The museum’s situation is both simpler and starker. As Beck noted, the county is not statutorily required to have a museum, and the 2019 budget reflects this.
The museum is not funded, nor is it likely that it will be, and according to Assistant Director Paul Knowles, that means without the mill levy, the museum is finished.
“If this fails, we’re done,” he said during a Coffee & a Newspaper event Oct. 3.
In fact, according to both Knowles and Director Dan Davidson, the museum has, since 2008, been supplementing its operating expenses by drawing on reserves it amassed from lease royalties during more prosperous times.
And with each passing year, it has been forced to deepen that draw.

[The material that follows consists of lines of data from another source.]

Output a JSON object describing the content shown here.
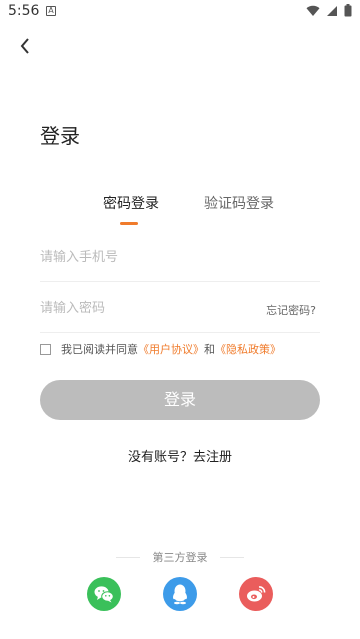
{
  "status_bar": {
    "time": "5:56",
    "notification_letter": "A"
  },
  "header": {
    "title": "登录"
  },
  "tabs": [
    {
      "label": "密码登录",
      "active": true
    },
    {
      "label": "验证码登录",
      "active": false
    }
  ],
  "form": {
    "phone_placeholder": "请输入手机号",
    "password_placeholder": "请输入密码",
    "forgot_label": "忘记密码?"
  },
  "agreement": {
    "prefix": "我已阅读并同意",
    "user_agreement": "《用户协议》",
    "connector": "和",
    "privacy_policy": "《隐私政策》",
    "checked": false
  },
  "login_button": "登录",
  "register_link": "没有账号？去注册",
  "third_party": {
    "label": "第三方登录",
    "providers": [
      "wechat",
      "qq",
      "weibo"
    ]
  },
  "colors": {
    "accent": "#f07b2b",
    "button_disabled": "#bcbcbc",
    "wechat": "#3ac05a",
    "qq": "#3d9be9",
    "weibo": "#ea5d5c"
  }
}
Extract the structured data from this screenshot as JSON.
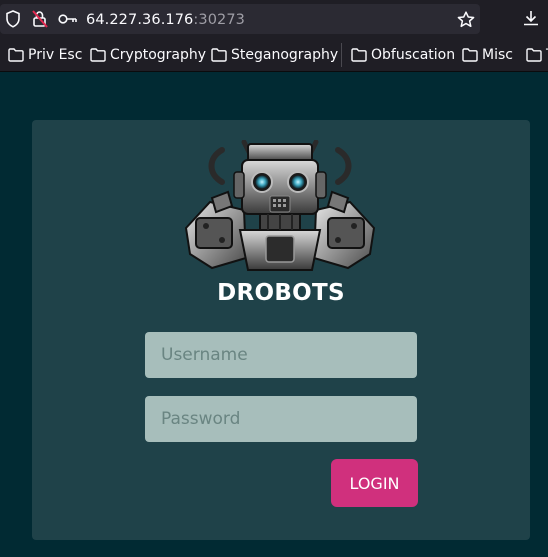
{
  "browser": {
    "url_host": "64.227.36.176",
    "url_port": ":30273",
    "icons": [
      "shield-icon",
      "lock-warning-icon",
      "key-icon",
      "star-icon",
      "download-icon"
    ],
    "bookmarks": [
      {
        "label": "Priv Esc",
        "icon": "folder-icon"
      },
      {
        "label": "Cryptography",
        "icon": "folder-icon"
      },
      {
        "label": "Steganography",
        "icon": "folder-icon"
      },
      {
        "label": "Obfuscation",
        "icon": "folder-icon"
      },
      {
        "label": "Misc",
        "icon": "folder-icon"
      },
      {
        "label": "T",
        "icon": "folder-icon"
      }
    ]
  },
  "login": {
    "brand": "DROBOTS",
    "logo": "robot-logo",
    "username_placeholder": "Username",
    "password_placeholder": "Password",
    "submit_label": "LOGIN"
  },
  "colors": {
    "page_background": "#012a33",
    "card_background": "#1f4249",
    "input_background": "#a7bebb",
    "button_background": "#d0307d",
    "chrome_background": "#1f1e25"
  }
}
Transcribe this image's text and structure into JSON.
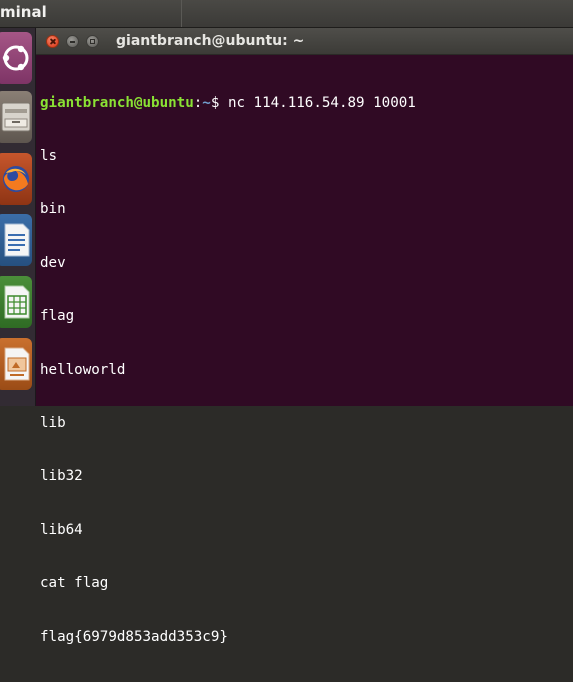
{
  "top_panel": {
    "app_name": "minal"
  },
  "window": {
    "title": "giantbranch@ubuntu: ~",
    "prompt": {
      "user_host": "giantbranch@ubuntu",
      "colon": ":",
      "path": "~",
      "symbol": "$ "
    },
    "command": "nc 114.116.54.89 10001",
    "output_lines": [
      "ls",
      "bin",
      "dev",
      "flag",
      "helloworld",
      "lib",
      "lib32",
      "lib64",
      "cat flag",
      "flag{6979d853add353c9}"
    ]
  },
  "launcher": {
    "items": [
      "ubuntu-dash-icon",
      "files-icon",
      "firefox-icon",
      "writer-icon",
      "calc-icon",
      "impress-icon"
    ]
  },
  "colors": {
    "terminal_bg": "#300a24",
    "prompt_user": "#8ae234",
    "prompt_path": "#729fcf",
    "text": "#ffffff"
  }
}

“The museum has not used taxpayer dollars for any renovation, upkeep, equipment, or part-time employees for the past three years,” Davidson said.

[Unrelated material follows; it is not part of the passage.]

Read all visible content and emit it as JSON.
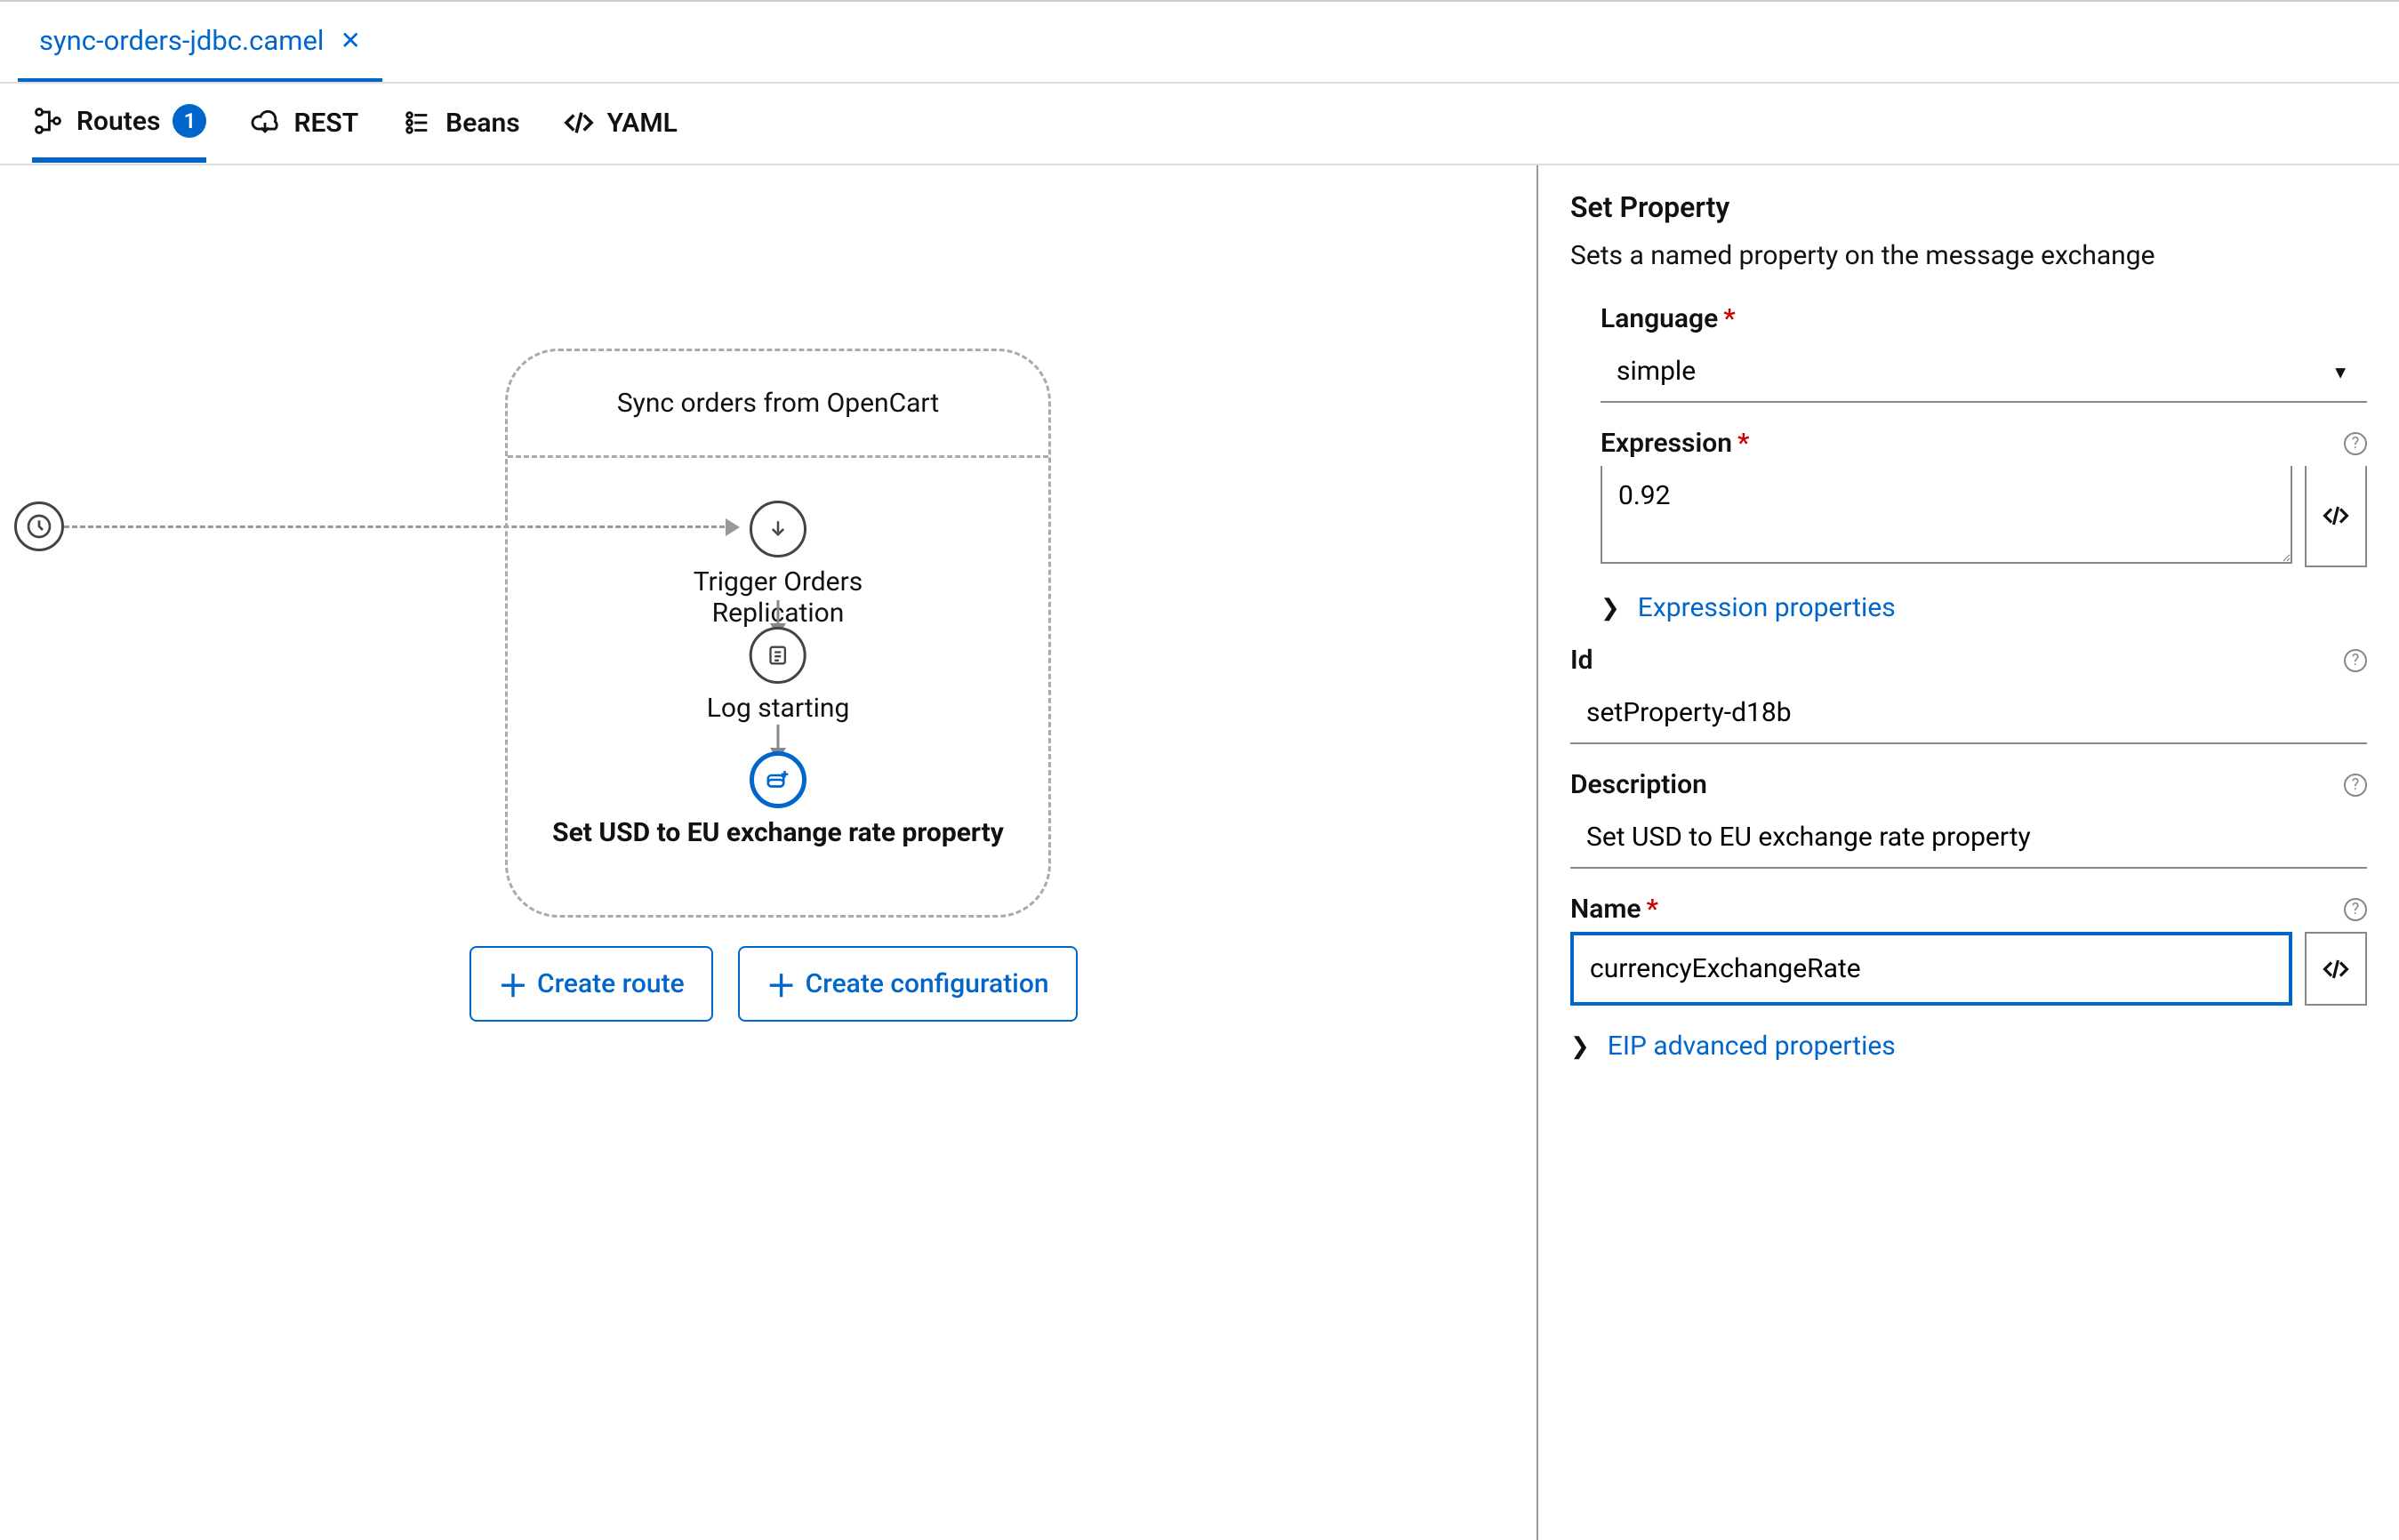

Now, with the lease royalties having gone dry, and its reserves nearly depleted, the museum has enough funding to perhaps stay open another year.
After that, it will have to close its doors.

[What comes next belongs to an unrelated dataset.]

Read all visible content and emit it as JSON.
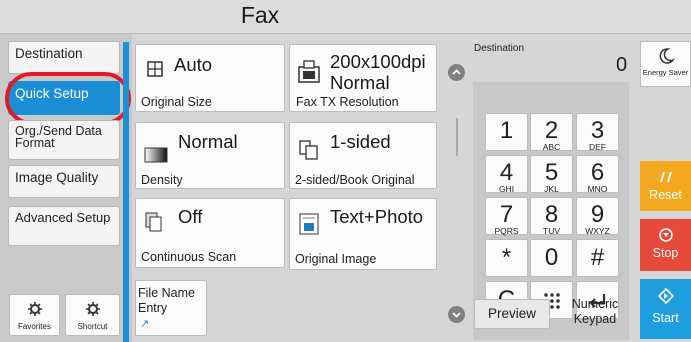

It has been suggested that the museum might stay afloat by charging an admission fee, but both Knowles and Davidson said that has already been tried and was a dismal failure.
“Attendance dropped 50 percent almost overnight,” Knowles said.
Davidson added that the museum collects more through its donation box and gift shop purchases than it could realize through charging an admission fee and cutting attendance.
“With donations and gift shop purchases, we collect, on average, about $4 from every man, woman, and child who walks through our doors,” he said.
Both agreed the future of the museum rests on the ballot issue.
“The commissioners have cut all the fat,” Knowles said. “We’re down to muscle now. This is for real.”
County commissioners have taken no official position on Ballot Issue 1A, but in a joint letter mailed to Moffat County voters last week, they stressed the mill levy was conceived by a Community Task Force, not commissioners.
In a letter mailed this week to residents, they reiterated that their primary concern is to ensure the longterm financial health of the county and outlined the efforts they have undertaken so far to balance the county’s budget beneath the shadow of diminishing revenue.
“In 2018, in a continuing effort to face our declining revenues and avoid deficit spending, the commissioners reduced the county budget by roughly $1.7 million across 33 departments, while also reducing staff by 10 positions,” they wrote in the letter. “This comes after reducing expenses by $3.5 million in 2017 and $5.5 million in 2016, totaling $10.7 million in reductions over the past three years. To be clear, these are some of the largest reductions in Moffat County’s history.”
They went on to explain the genesis of the November ballot issue.
“We believe that any proposition for a tax increase should only occur after all other options have been explored,” they wrote. “Therefore, in early 2018 we formed a diverse citizen advisory group to share ideas and receive input about possible paths forward.”
These efforts, commissioners added, led to the mill levy proposal.
“The advisory group focused on various ‘non-core-function’ department, including two that are currently in jeopardy due to the recent budget reductions — the Moffat County Library and the Museum of Northwest Colorado,” they wrote. “After four meetings of sharing as much information as possible about our current finances and future projections, as well as a joint city/county meeting, a conclusion was reached by the advisory group that the Moffat County Libraries and the Museum of Northwest Colorado required stable funding in order to ensure their future.
“After weighing many different funding options, a mill levy dedicated strictly for the operation and maintenance of the museum and libraries was ultimately recommended by the advisory group and accepted by the Moffat County Board of Commissioners.”
On Monday, Beck reiterated the position that Ballot Issue 1A originated with the county’s citizenry.
“This was the work of the Community Task Force, not the commissioners,” Beck said. “We’re throwing out a lifeline to the community. The commissioners can’t do it themselves. We’re asking for help.”
Now that I have made you aware of the fact that actual values for residential properties are on the rise let’s take a quick look at the expected changes in your “assessed value” — or better known as your “taxable value.”